This leaves Japan in a particularly tough spot. The Bank of Japan’s balance sheet already exceeds the size of the $5 trillion economy. Inflation, meantime, is racing well ahead of the 2% target at a moment when a weak yen has Japan importing commodities at elevated prices.
Not surprisingly, Prime Minister Fumio Kishida’s government is hinting at even bigger stimulus packages. For now, Tokyo is waiting to see how the extra budget worth 29.1 trillion yen ($208 billion) it unveiled in late November affects growth.
At the time, Kishida said “I will do my best to deliver various measures in this comprehensive economic package to the people so that they can feel that we are supporting their lives,” just as data showed prices in Tokyo in October were rising at the fastest pace since 1989.
Odds are, Kishida’s team will be sending more in the months ahead as China flatlines and Federal Reserve rate hikes increase U.S. recession risks.
Japan faces an unexpected headwind: the weak yen is doing more to hurt business and household confidence than boost exports or corporate profits. The problem, as Harumi Taguchi at S&P Global Market Intelligence told Bloomberg: “When the yen falls this fast, companies face a tough situation in that they are hit by higher import costs of materials while they can’t easily pass on costs to exports when overseas economies are slowing down.”
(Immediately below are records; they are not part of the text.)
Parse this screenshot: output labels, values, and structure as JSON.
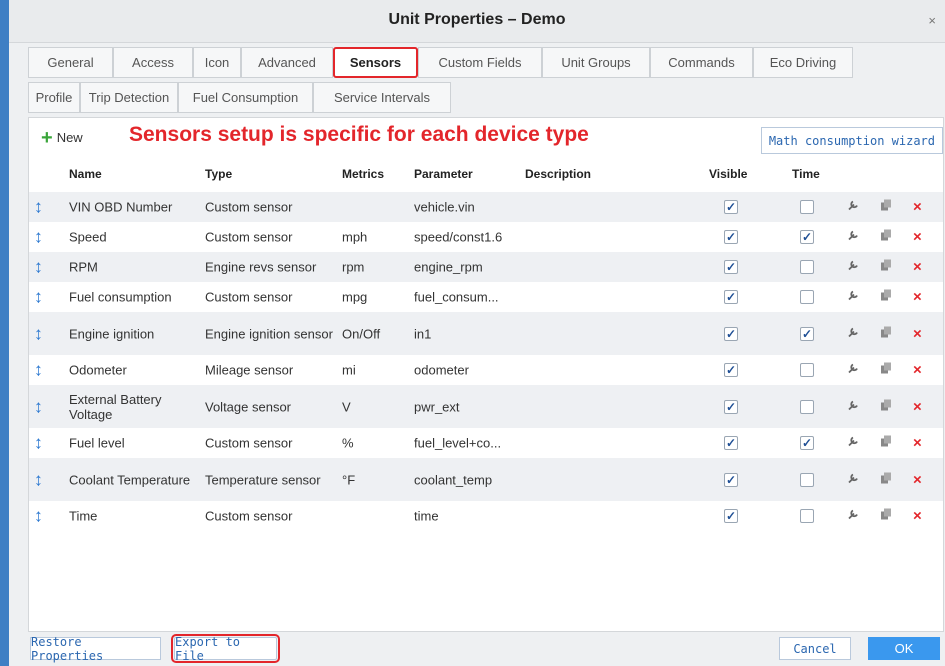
{
  "window": {
    "title": "Unit Properties – Demo",
    "close": "×"
  },
  "tabs_row1": [
    {
      "label": "General"
    },
    {
      "label": "Access"
    },
    {
      "label": "Icon"
    },
    {
      "label": "Advanced"
    },
    {
      "label": "Sensors",
      "active": true
    },
    {
      "label": "Custom Fields"
    },
    {
      "label": "Unit Groups"
    },
    {
      "label": "Commands"
    },
    {
      "label": "Eco Driving"
    }
  ],
  "tabs_row2": [
    {
      "label": "Profile"
    },
    {
      "label": "Trip Detection"
    },
    {
      "label": "Fuel Consumption"
    },
    {
      "label": "Service Intervals"
    }
  ],
  "toolbar": {
    "new_label": "New",
    "annotation": "Sensors setup is specific for each device type",
    "wizard_label": "Math consumption wizard"
  },
  "table": {
    "headers": {
      "name": "Name",
      "type": "Type",
      "metrics": "Metrics",
      "parameter": "Parameter",
      "description": "Description",
      "visible": "Visible",
      "time": "Time"
    },
    "rows": [
      {
        "name": "VIN OBD Number",
        "type": "Custom sensor",
        "metrics": "",
        "parameter": "vehicle.vin",
        "visible": true,
        "time": false
      },
      {
        "name": "Speed",
        "type": "Custom sensor",
        "metrics": "mph",
        "parameter": "speed/const1.6",
        "visible": true,
        "time": true
      },
      {
        "name": "RPM",
        "type": "Engine revs sensor",
        "metrics": "rpm",
        "parameter": "engine_rpm",
        "visible": true,
        "time": false
      },
      {
        "name": "Fuel consumption",
        "type": "Custom sensor",
        "metrics": "mpg",
        "parameter": "fuel_consum...",
        "visible": true,
        "time": false
      },
      {
        "name": "Engine ignition",
        "type": "Engine ignition sensor",
        "metrics": "On/Off",
        "parameter": "in1",
        "visible": true,
        "time": true
      },
      {
        "name": "Odometer",
        "type": "Mileage sensor",
        "metrics": "mi",
        "parameter": "odometer",
        "visible": true,
        "time": false
      },
      {
        "name": "External Battery Voltage",
        "type": "Voltage sensor",
        "metrics": "V",
        "parameter": "pwr_ext",
        "visible": true,
        "time": false
      },
      {
        "name": "Fuel level",
        "type": "Custom sensor",
        "metrics": "%",
        "parameter": "fuel_level+co...",
        "visible": true,
        "time": true
      },
      {
        "name": "Coolant Temperature",
        "type": "Temperature sensor",
        "metrics": "°F",
        "parameter": "coolant_temp",
        "visible": true,
        "time": false
      },
      {
        "name": "Time",
        "type": "Custom sensor",
        "metrics": "",
        "parameter": "time",
        "visible": true,
        "time": false
      }
    ]
  },
  "footer": {
    "restore": "Restore Properties",
    "export": "Export to File",
    "cancel": "Cancel",
    "ok": "OK"
  },
  "icons": {
    "drag": "↕",
    "edit": "wrench-icon",
    "copy": "copy-icon",
    "delete": "×",
    "check": "✓"
  },
  "colors": {
    "accent": "#2b67b0",
    "highlight": "#e3262b",
    "ok_button": "#3a98ee",
    "add_green": "#3aa53a"
  }
}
Again, the yen recovered a bit in recent days as U.S. inflation eased to 7.7% in October year-on-year. That convinced markets that the Fed’s days of tightening in 75 basis-point intervals are over. Well, hopefully. But then the Covid surge in China could easily reignite supply chain-related inflation. And between Vladimir Putin’s Ukraine war and OPEC’s intransigence, energy prices could explode anew.
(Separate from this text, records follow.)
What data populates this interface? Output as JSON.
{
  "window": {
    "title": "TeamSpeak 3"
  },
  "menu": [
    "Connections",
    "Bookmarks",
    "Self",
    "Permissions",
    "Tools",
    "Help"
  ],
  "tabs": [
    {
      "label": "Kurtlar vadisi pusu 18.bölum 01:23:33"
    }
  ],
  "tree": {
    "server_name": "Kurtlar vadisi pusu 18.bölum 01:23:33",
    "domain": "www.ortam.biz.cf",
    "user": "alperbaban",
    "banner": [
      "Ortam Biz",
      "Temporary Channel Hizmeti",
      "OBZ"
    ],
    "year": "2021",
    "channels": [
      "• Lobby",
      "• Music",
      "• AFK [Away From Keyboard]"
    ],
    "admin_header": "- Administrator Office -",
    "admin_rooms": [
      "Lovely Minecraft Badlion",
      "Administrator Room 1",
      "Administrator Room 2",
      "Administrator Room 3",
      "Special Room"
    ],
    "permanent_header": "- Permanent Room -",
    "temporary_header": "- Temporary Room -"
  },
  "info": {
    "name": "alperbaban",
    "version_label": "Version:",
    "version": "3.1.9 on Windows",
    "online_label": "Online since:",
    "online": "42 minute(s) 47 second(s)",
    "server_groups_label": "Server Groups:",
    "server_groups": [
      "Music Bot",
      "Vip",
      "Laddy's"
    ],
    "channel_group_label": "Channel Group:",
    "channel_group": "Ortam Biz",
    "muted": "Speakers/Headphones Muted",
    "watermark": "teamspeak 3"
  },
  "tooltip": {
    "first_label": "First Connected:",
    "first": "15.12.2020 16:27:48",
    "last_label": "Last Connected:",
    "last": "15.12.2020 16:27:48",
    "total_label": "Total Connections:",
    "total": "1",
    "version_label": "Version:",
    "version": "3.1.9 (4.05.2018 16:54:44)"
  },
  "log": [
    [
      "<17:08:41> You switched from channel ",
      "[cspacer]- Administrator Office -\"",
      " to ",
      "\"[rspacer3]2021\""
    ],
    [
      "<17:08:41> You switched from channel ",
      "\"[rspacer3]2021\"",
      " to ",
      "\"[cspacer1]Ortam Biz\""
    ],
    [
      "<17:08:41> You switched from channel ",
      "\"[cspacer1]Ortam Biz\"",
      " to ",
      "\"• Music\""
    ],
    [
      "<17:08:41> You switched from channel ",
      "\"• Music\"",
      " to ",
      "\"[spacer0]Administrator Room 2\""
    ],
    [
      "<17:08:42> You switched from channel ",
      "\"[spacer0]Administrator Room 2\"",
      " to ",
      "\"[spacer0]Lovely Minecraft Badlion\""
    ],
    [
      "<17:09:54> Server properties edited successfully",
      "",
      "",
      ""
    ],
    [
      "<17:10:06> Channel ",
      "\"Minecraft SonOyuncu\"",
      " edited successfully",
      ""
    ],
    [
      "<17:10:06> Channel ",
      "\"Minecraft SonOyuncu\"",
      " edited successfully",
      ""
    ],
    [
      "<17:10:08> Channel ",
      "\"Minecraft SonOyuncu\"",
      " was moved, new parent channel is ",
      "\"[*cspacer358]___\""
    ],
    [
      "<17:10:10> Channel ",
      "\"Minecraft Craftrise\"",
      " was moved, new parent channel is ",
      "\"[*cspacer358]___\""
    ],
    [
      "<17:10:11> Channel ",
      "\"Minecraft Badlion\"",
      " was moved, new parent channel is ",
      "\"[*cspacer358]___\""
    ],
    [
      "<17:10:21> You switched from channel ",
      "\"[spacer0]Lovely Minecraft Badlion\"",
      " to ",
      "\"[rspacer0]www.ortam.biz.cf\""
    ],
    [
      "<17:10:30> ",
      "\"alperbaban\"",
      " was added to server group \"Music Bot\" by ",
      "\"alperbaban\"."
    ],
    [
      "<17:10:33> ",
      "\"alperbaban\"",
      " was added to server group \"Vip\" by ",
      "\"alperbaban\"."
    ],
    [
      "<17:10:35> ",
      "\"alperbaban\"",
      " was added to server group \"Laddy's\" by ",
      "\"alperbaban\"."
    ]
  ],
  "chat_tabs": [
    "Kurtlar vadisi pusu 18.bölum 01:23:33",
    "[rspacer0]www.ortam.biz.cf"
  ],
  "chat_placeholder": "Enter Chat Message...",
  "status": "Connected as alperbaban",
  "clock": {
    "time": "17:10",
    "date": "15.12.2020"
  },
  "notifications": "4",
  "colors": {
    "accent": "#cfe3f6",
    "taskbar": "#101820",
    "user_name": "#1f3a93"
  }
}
That would have Fed Chairman Jerome Powell’s team tapping even harder on the brakes. The yen, in turn, could easily return to the 145 to 150 range versus the dollar, setting off a new cycle of nail-biting about the health of Asia’s second-biggest economy.
“While there are calls for the BOJ to raise interest rates, a quarter-century of near-zero interest rates has turned Japan into a low-interest-rate addict,” says Richard Katz, who publishes The Oriental Economist Report. “With 16% of all loans charging interest of less than 0.25% and 70% less than 1%, a host of companies would suddenly become insolvent if forced to pay substantially higher rates. Currently, the economy is too fragile to raise rates enough to make much of a dent” in the U.S.-Japan rate gap.
Over in the No. 4 economy, Bank of Korea Governor Rhee Chang-yong is under fire for raising rates too aggressively. Such fears also bear Chinese fingerprints. As China grows the slowest in 30 years, Korea is running into intensifying headwinds.
Looked at in the context of Japan’s troubles, the view that China’s economy is now out of the woods needs revision.